Give the records again, every one, exactly.

═════ STUDY MATERIAL ═════

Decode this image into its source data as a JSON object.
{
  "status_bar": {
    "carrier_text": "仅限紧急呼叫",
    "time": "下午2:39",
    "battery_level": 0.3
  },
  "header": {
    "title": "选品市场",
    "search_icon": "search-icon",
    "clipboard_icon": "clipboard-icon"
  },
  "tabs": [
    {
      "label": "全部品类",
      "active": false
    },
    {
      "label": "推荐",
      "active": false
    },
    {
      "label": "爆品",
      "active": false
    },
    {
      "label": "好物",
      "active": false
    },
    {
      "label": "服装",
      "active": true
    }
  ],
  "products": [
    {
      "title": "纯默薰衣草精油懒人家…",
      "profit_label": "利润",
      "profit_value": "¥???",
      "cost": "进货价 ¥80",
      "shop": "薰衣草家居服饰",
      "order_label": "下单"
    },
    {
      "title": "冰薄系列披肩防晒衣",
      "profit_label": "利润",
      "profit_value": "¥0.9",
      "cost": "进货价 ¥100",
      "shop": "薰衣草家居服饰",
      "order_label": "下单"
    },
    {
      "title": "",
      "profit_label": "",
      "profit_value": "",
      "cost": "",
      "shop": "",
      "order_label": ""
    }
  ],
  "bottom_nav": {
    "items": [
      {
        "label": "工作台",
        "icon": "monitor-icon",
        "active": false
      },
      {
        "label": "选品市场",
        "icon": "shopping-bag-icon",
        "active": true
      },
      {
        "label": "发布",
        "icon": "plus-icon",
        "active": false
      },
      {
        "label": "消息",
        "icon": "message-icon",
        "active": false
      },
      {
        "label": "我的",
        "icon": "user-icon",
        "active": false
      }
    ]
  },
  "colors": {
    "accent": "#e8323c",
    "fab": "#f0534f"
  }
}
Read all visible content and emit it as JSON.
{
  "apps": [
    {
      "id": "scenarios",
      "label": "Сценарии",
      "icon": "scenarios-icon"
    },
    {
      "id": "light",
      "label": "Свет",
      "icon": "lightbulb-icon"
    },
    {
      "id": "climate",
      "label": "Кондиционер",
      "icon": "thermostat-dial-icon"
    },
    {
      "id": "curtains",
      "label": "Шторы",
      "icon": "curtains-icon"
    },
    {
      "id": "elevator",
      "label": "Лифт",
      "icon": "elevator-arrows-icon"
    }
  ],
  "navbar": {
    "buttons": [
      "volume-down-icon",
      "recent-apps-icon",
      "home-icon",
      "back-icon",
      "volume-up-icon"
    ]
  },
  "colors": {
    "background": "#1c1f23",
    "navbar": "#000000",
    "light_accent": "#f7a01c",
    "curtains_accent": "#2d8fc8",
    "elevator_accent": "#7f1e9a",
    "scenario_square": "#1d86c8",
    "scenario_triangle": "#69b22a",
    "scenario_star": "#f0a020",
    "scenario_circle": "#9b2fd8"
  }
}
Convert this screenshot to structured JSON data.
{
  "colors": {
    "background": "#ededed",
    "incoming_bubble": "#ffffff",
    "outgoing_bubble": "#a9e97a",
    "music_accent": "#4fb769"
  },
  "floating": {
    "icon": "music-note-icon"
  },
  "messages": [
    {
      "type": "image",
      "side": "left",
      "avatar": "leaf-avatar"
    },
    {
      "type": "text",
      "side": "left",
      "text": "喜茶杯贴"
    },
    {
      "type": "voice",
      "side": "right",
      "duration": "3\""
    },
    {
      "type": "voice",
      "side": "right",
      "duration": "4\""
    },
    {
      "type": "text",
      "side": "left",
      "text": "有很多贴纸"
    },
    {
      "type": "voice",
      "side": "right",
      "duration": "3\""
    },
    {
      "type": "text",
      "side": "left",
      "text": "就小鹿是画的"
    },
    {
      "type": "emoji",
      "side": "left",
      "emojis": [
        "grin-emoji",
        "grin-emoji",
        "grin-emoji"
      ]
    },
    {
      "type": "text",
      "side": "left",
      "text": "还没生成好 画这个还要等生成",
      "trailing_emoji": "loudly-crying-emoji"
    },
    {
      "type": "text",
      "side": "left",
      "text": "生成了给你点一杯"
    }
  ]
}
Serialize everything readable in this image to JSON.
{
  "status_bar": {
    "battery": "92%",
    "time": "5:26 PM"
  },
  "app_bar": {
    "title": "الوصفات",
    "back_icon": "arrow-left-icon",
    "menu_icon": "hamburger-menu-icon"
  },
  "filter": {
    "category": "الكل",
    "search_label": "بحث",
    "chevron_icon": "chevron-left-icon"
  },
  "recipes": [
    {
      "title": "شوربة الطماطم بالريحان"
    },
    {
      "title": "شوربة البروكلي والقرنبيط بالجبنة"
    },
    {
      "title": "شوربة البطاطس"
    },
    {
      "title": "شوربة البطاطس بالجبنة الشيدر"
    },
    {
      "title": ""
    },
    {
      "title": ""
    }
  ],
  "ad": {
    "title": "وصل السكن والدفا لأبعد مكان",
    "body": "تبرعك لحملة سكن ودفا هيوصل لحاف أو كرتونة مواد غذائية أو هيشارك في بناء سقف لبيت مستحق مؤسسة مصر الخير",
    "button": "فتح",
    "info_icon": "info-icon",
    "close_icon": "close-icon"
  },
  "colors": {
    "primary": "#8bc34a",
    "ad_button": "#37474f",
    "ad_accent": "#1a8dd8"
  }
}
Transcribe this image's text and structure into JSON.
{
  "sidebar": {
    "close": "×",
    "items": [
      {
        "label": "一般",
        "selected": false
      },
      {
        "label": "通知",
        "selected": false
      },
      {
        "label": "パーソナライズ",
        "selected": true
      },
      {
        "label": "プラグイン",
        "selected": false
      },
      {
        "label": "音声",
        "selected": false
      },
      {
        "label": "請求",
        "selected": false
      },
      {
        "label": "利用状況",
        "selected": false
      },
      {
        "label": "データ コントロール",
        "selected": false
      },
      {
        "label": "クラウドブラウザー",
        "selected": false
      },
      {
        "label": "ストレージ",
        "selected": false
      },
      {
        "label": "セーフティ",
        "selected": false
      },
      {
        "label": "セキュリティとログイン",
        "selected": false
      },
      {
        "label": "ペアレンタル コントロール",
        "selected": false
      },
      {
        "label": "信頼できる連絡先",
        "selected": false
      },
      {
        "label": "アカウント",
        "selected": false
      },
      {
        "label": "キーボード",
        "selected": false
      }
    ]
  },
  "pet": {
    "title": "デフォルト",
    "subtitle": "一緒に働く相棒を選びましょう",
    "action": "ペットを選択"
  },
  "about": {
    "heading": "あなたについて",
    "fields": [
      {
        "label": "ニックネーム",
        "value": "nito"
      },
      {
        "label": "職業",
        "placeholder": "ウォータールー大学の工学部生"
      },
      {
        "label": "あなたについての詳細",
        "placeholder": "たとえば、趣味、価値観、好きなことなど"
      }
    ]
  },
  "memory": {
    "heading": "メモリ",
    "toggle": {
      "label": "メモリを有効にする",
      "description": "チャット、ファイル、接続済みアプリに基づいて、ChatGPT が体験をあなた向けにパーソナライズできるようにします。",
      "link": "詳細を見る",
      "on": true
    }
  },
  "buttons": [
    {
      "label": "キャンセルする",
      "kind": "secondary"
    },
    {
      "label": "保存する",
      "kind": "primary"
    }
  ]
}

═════

> [ANSWER TO THE EXERCISE]:
Decode this image into its source data as a JSON object.
{
  "status_bar": {
    "carrier_text": "仅限紧急呼叫",
    "time": "下午2:39",
    "battery_level": 0.3
  },
  "header": {
    "title": "选品市场",
    "search_icon": "search-icon",
    "clipboard_icon": "clipboard-icon"
  },
  "tabs": [
    {
      "label": "全部品类",
      "active": false
    },
    {
      "label": "推荐",
      "active": false
    },
    {
      "label": "爆品",
      "active": false
    },
    {
      "label": "好物",
      "active": false
    },
    {
      "label": "服装",
      "active": true
    }
  ],
  "products": [
    {
      "title": "纯默薰衣草精油懒人家…",
      "profit_label": "利润",
      "profit_value": "¥???",
      "cost": "进货价 ¥80",
      "shop": "薰衣草家居服饰",
      "order_label": "下单"
    },
    {
      "title": "冰薄系列披肩防晒衣",
      "profit_label": "利润",
      "profit_value": "¥0.9",
      "cost": "进货价 ¥100",
      "shop": "薰衣草家居服饰",
      "order_label": "下单"
    },
    {
      "title": "",
      "profit_label": "",
      "profit_value": "",
      "cost": "",
      "shop": "",
      "order_label": ""
    }
  ],
  "bottom_nav": {
    "items": [
      {
        "label": "工作台",
        "icon": "monitor-icon",
        "active": false
      },
      {
        "label": "选品市场",
        "icon": "shopping-bag-icon",
        "active": true
      },
      {
        "label": "发布",
        "icon": "plus-icon",
        "active": false
      },
      {
        "label": "消息",
        "icon": "message-icon",
        "active": false
      },
      {
        "label": "我的",
        "icon": "user-icon",
        "active": false
      }
    ]
  },
  "colors": {
    "accent": "#e8323c",
    "fab": "#f0534f"
  }
}
Read all visible content and emit it as JSON.
{
  "apps": [
    {
      "id": "scenarios",
      "label": "Сценарии",
      "icon": "scenarios-icon"
    },
    {
      "id": "light",
      "label": "Свет",
      "icon": "lightbulb-icon"
    },
    {
      "id": "climate",
      "label": "Кондиционер",
      "icon": "thermostat-dial-icon"
    },
    {
      "id": "curtains",
      "label": "Шторы",
      "icon": "curtains-icon"
    },
    {
      "id": "elevator",
      "label": "Лифт",
      "icon": "elevator-arrows-icon"
    }
  ],
  "navbar": {
    "buttons": [
      "volume-down-icon",
      "recent-apps-icon",
      "home-icon",
      "back-icon",
      "volume-up-icon"
    ]
  },
  "colors": {
    "background": "#1c1f23",
    "navbar": "#000000",
    "light_accent": "#f7a01c",
    "curtains_accent": "#2d8fc8",
    "elevator_accent": "#7f1e9a",
    "scenario_square": "#1d86c8",
    "scenario_triangle": "#69b22a",
    "scenario_star": "#f0a020",
    "scenario_circle": "#9b2fd8"
  }
}
Convert this screenshot to structured JSON data.
{
  "colors": {
    "background": "#ededed",
    "incoming_bubble": "#ffffff",
    "outgoing_bubble": "#a9e97a",
    "music_accent": "#4fb769"
  },
  "floating": {
    "icon": "music-note-icon"
  },
  "messages": [
    {
      "type": "image",
      "side": "left",
      "avatar": "leaf-avatar"
    },
    {
      "type": "text",
      "side": "left",
      "text": "喜茶杯贴"
    },
    {
      "type": "voice",
      "side": "right",
      "duration": "3\""
    },
    {
      "type": "voice",
      "side": "right",
      "duration": "4\""
    },
    {
      "type": "text",
      "side": "left",
      "text": "有很多贴纸"
    },
    {
      "type": "voice",
      "side": "right",
      "duration": "3\""
    },
    {
      "type": "text",
      "side": "left",
      "text": "就小鹿是画的"
    },
    {
      "type": "emoji",
      "side": "left",
      "emojis": [
        "grin-emoji",
        "grin-emoji",
        "grin-emoji"
      ]
    },
    {
      "type": "text",
      "side": "left",
      "text": "还没生成好 画这个还要等生成",
      "trailing_emoji": "loudly-crying-emoji"
    },
    {
      "type": "text",
      "side": "left",
      "text": "生成了给你点一杯"
    }
  ]
}
Serialize everything readable in this image to JSON.
{
  "status_bar": {
    "battery": "92%",
    "time": "5:26 PM"
  },
  "app_bar": {
    "title": "الوصفات",
    "back_icon": "arrow-left-icon",
    "menu_icon": "hamburger-menu-icon"
  },
  "filter": {
    "category": "الكل",
    "search_label": "بحث",
    "chevron_icon": "chevron-left-icon"
  },
  "recipes": [
    {
      "title": "شوربة الطماطم بالريحان"
    },
    {
      "title": "شوربة البروكلي والقرنبيط بالجبنة"
    },
    {
      "title": "شوربة البطاطس"
    },
    {
      "title": "شوربة البطاطس بالجبنة الشيدر"
    },
    {
      "title": ""
    },
    {
      "title": ""
    }
  ],
  "ad": {
    "title": "وصل السكن والدفا لأبعد مكان",
    "body": "تبرعك لحملة سكن ودفا هيوصل لحاف أو كرتونة مواد غذائية أو هيشارك في بناء سقف لبيت مستحق مؤسسة مصر الخير",
    "button": "فتح",
    "info_icon": "info-icon",
    "close_icon": "close-icon"
  },
  "colors": {
    "primary": "#8bc34a",
    "ad_button": "#37474f",
    "ad_accent": "#1a8dd8"
  }
}
Transcribe this image's text and structure into JSON.
{
  "sidebar": {
    "close": "×",
    "items": [
      {
        "label": "一般",
        "selected": false
      },
      {
        "label": "通知",
        "selected": false
      },
      {
        "label": "パーソナライズ",
        "selected": true
      },
      {
        "label": "プラグイン",
        "selected": false
      },
      {
        "label": "音声",
        "selected": false
      },
      {
        "label": "請求",
        "selected": false
      },
      {
        "label": "利用状況",
        "selected": false
      },
      {
        "label": "データ コントロール",
        "selected": false
      },
      {
        "label": "クラウドブラウザー",
        "selected": false
      },
      {
        "label": "ストレージ",
        "selected": false
      },
      {
        "label": "セーフティ",
        "selected": false
      },
      {
        "label": "セキュリティとログイン",
        "selected": false
      },
      {
        "label": "ペアレンタル コントロール",
        "selected": false
      },
      {
        "label": "信頼できる連絡先",
        "selected": false
      },
      {
        "label": "アカウント",
        "selected": false
      },
      {
        "label": "キーボード",
        "selected": false
      }
    ]
  },
  "pet": {
    "title": "デフォルト",
    "subtitle": "一緒に働く相棒を選びましょう",
    "action": "ペットを選択"
  },
  "about": {
    "heading": "あなたについて",
    "fields": [
      {
        "label": "ニックネーム",
        "value": "nito"
      },
      {
        "label": "職業",
        "placeholder": "ウォータールー大学の工学部生"
      },
      {
        "label": "あなたについての詳細",
        "placeholder": "たとえば、趣味、価値観、好きなことなど"
      }
    ]
  },
  "memory": {
    "heading": "メモリ",
    "toggle": {
      "label": "メモリを有効にする",
      "description": "チャット、ファイル、接続済みアプリに基づいて、ChatGPT が体験をあなた向けにパーソナライズできるようにします。",
      "link": "詳細を見る",
      "on": true
    }
  },
  "buttons": [
    {
      "label": "キャンセルする",
      "kind": "secondary"
    },
    {
      "label": "保存する",
      "kind": "primary"
    }
  ]
}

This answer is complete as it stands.